Locating the paint code on your vehicle is easy once you know where to look. Manufacturers place these color codes in various areas around your car or truck. This article will highlight a few of those areas assisting D.I.Y.’ers with their at-home projects. If you’re one of those people who have a home shop of their own, then painting can be a fun hobby. Listed are five common automotive manufacturers, and what their codes look like in the event you feel like spraying some paint around.
If you’re less inclined to delve into painting yourself, this guide will also help you figure out the codes to order the correct materials for whomever is working on the exterior for you, and help you figure out the best way to go about ordering it or to choose the right person to do it for you.
1.) General Motors
The General Motors Co. has a few areas it likes to place its color codes. More often than not, it’s on a sticker in the glove compartment and is written as pictured here. It can also be put underneath the spare tire cover in the trunk, as well as in the door jam of the driver’s side of the vehicle.
2.) Ford Motor Co.
The Ford Motor Co. almost always uses three areas to place their vehicle paint code. The sticker for their code is usually located on the door jam of the drivers side vehicle, on the b-pillar or in the glove compartment. This code is identifiable by two letters or a letter and a number combination. Pictured here, the paint code is “WB”.
The DaimlerChrysler Co. puts the information for its paint codes in one of two spots. The most common is in the door jam of the driver’s side of the vehicle. They also place the code under the hood on the firewall. Daimler Chrysler uses a three letter and number combination to categorize its paint codes. In this particular example, the code is “PS2” and is highlighted here in yellow.
Toyota uses two areas in which they put the information for their paint codes. One place is on the b-pillar of the driver’s side. The other is on the firewall under the hood. The color code in this example is “1F7”. Toyota typically uses a three letter/number combination for its coding system. On their late model vehicles, Toyota places their codes and information on a black tag or sticker like the one pictured here.
Honda likes to place their paint code and vehicle information in two places. Honda installs this information on the driver’s side door jam or b-pillar. They also use a lengthy code consisting of a combination of six to seven numbers and letters like the example pictured here.
Finding the color code on your car is one thing, but where’s the best place to order your paint? Having your paint match is of the utmost importance, so what’s the easiest way to go about making sure you get the best results? Ordering your paint from an auto body supply store is the best option, bar none. Not only do these businesses stock the tools of the trade, but often they supply the paint to local area collision repair facilities.
The benefit to ordering from local outfits is their ability to help solve any color match issues.

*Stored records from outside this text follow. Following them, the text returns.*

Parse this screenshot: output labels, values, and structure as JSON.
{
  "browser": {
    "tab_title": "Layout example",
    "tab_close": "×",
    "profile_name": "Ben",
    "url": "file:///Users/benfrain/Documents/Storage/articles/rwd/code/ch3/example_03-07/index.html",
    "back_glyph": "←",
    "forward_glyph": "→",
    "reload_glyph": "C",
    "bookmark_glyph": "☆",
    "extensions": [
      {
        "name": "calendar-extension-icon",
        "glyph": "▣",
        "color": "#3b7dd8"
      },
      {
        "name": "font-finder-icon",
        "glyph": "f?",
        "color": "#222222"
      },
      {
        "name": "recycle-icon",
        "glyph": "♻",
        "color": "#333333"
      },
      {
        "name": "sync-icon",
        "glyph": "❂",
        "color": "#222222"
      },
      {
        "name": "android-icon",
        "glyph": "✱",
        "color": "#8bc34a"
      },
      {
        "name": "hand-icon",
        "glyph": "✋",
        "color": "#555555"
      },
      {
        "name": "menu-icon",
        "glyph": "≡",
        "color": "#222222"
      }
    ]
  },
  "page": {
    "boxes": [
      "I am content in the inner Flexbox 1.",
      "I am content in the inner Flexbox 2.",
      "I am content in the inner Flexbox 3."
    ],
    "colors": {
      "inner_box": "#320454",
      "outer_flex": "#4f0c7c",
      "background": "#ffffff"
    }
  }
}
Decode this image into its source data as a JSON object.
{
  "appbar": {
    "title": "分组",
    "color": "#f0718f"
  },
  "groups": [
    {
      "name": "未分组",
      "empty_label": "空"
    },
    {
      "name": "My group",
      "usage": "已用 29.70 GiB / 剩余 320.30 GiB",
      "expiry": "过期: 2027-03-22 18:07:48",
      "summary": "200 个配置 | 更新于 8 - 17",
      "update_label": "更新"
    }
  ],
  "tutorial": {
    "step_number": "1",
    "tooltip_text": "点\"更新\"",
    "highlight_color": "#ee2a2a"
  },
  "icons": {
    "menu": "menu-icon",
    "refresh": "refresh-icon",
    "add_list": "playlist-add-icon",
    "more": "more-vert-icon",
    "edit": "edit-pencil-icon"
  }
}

With every color comes a variant to that color. White isn’t just white. The color of your vehicle may be more yellow, blue, lighter or darker than the standard color. In the event you’re having trouble with a color match, most of these auto body supply stores have a high tech camera. The camera is used on a clean panel of your car and snaps three photos. Once the results of these photos are uploaded to a computer, the camera and software work together in an effort to give the best color match results.
As you can see, locating the paint code on your vehicle, once you know where to look, isn’t a difficult task. For those of you who enjoy home projects or paint for a hobby, knowing the codes can be fun. I’ve painted many model cars, helmets and various other toys for people who wanted a color they had seen on a vehicle. Those are usually fun projects that end up putting a smile on someone’s face.